They might not.
The biggest mystery surrounding Pittsburgh has not been the potential existence of the Smiley Face Killers or what the Steelers were thinking last spring when they built a patchwork roster just good enough to be mediocre, but how good the Penguins can be.
There are moments.
They flexed their muscles on Thursday night. Despite failing behind 2-0 and 3-2 in the third period to Vegas Golden Knights, they won 4-3.
“I loved our mindset — just kind of next play attitude, next shift attitude,” said coach Mike Sullivan. “I think when we play that way, we’re capable of competing with any team in this league. That was a good hockey team to beat tonight.”
The Penguins cocktail is unique because it is most potent with adversity. The more adversity, the stronger the drink.
Down the stretch in 2019, the Pittsburgh Penguins rolled through the NHL despite a revolving door of injuries, including top defensemen Kris Letang and Brian Dumoulin. With a decimated roster, there was Hart Trophy talk for Evgeni Malkin in 2020 until a slowdown leading into the last few weeks before the pandemic cessation.
And again, on Thursday night, facing one of the best teams in the NHL a couple of days after learning the shocking news that Letang had a stroke, the Penguins played their most aggressive, energetic game of the season.
“Yeah, we held on to pucks. That’s what we’ve got to do. We found a way to get on the forecheck and create turnovers, and with that, we got zone time,” Sidney Crosby said. “So it’s a lot of fun playing that way, holding on to the puck, making teams defend, and starting in the offensive zone. So we got to continue to do that.”
They’ve had other great games this season. They squashed the Winnipeg Jets in Winnipeg after a couple of bad games and fear of another losing streak. Just for fun, they took their hated-rival Philadelphia Flyers out of the game early.
And the Penguins had a great start to the season, too, in which they scored 24 goals spread over four wins.
After two months of this NHL season, the inescapable conclusion is that the Penguins are not a good team. They’re not a bad team. They are as good as they want to be.
Perhaps it’s unavoidable with two Hall of Fame centers, a true no. 1 defenseman (most likely a Hall of Famer), and a third-line center with extensive NHL history all in their mid-30s. The Penguins “young” legs are generally in their later 20s and are now experienced NHL players.
The kids have grown up. Jake Guentzel is 28. Teddy Blueger is 28. Tristan Jarry is 26. Even Kasperi Kapanen is 26 and eight years removed from his smiling draft day pictures.
Add extra motivation, add adversity or need, and the Penguins almost invariably rise to meet the challenge. But leave them to their own motivations, and you might get a lackluster team or a Stanley Cup contender on alternating days.
Lose seven. Win three. Lose two. Win five.
The same kind of team that didn’t seem to panic during a seven-game winless streak.

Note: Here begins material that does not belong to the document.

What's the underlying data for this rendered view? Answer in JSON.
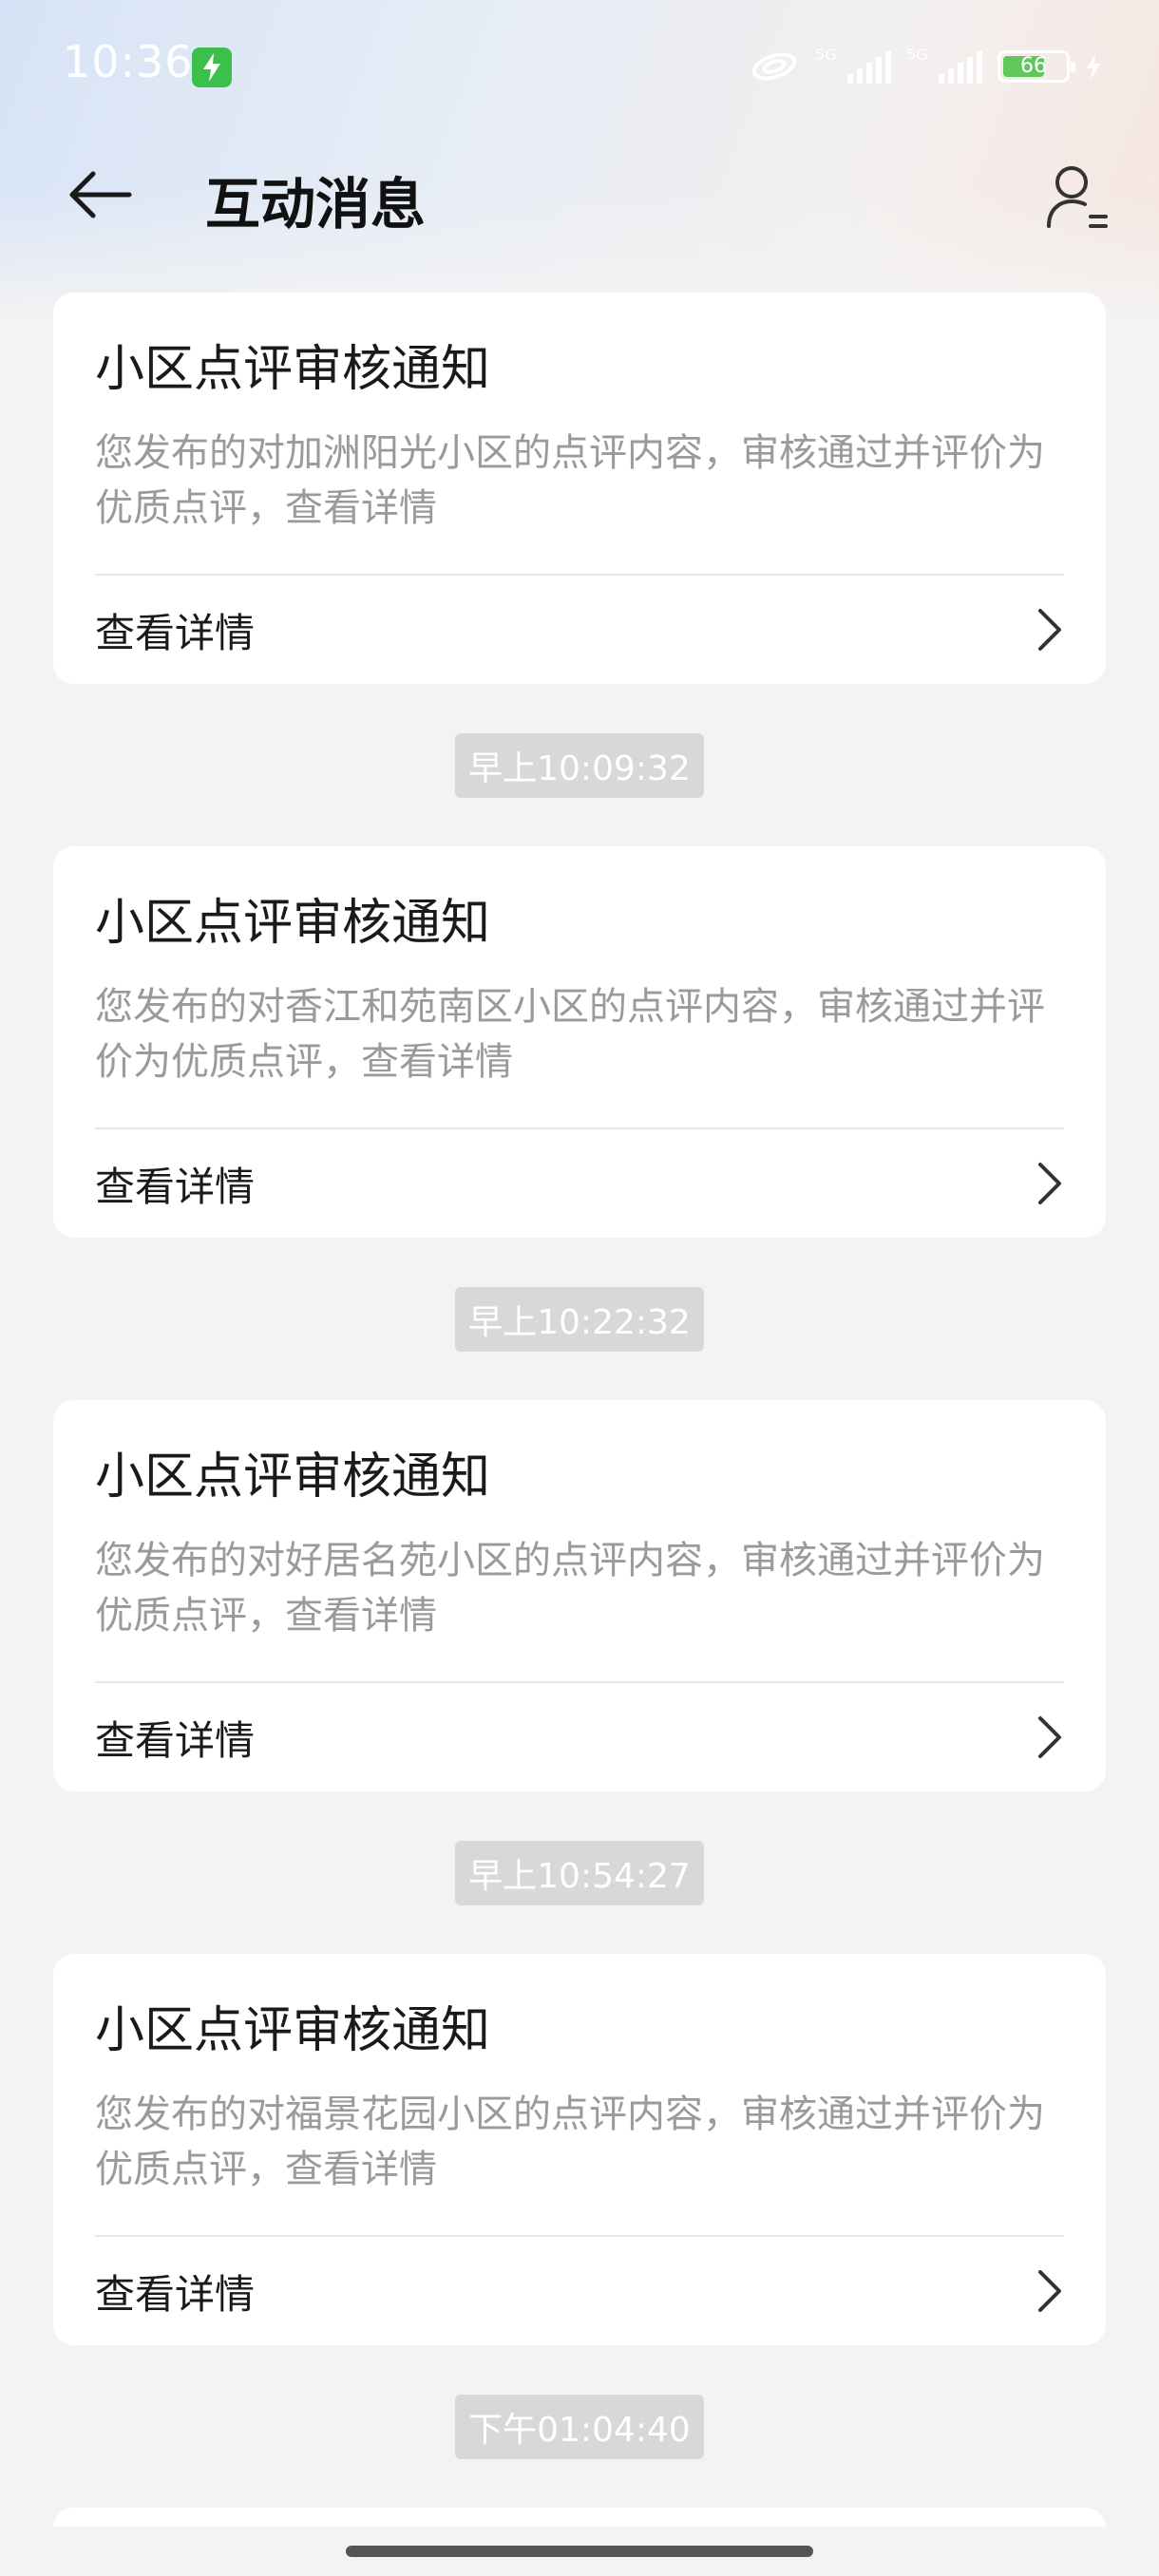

Nor did they take too much enjoyment from a five-game winning streak.
They seem to exist unto themselves, unaffected less by external situations and more responsive to internal needs and motivations.
The NHL’s oldest team didn’t even need to discuss Kris Letang’s absence and the need to fill his primary lineup position. Marcus Pettersson played perhaps the strongest game of his already strong season. P.O Joseph also played his best game of the season.
“I think it just understood, and it’s not something that needs to be talked about that much. I think you see the way the guys compete and rally,” said Crosby. “And I like to think we have a lot of effort every night, but it seemed like there was a little bit more desperation (Thursday).”
So, how good are the Pittsburgh Penguins?
For better and worse, they are as good as they want to be.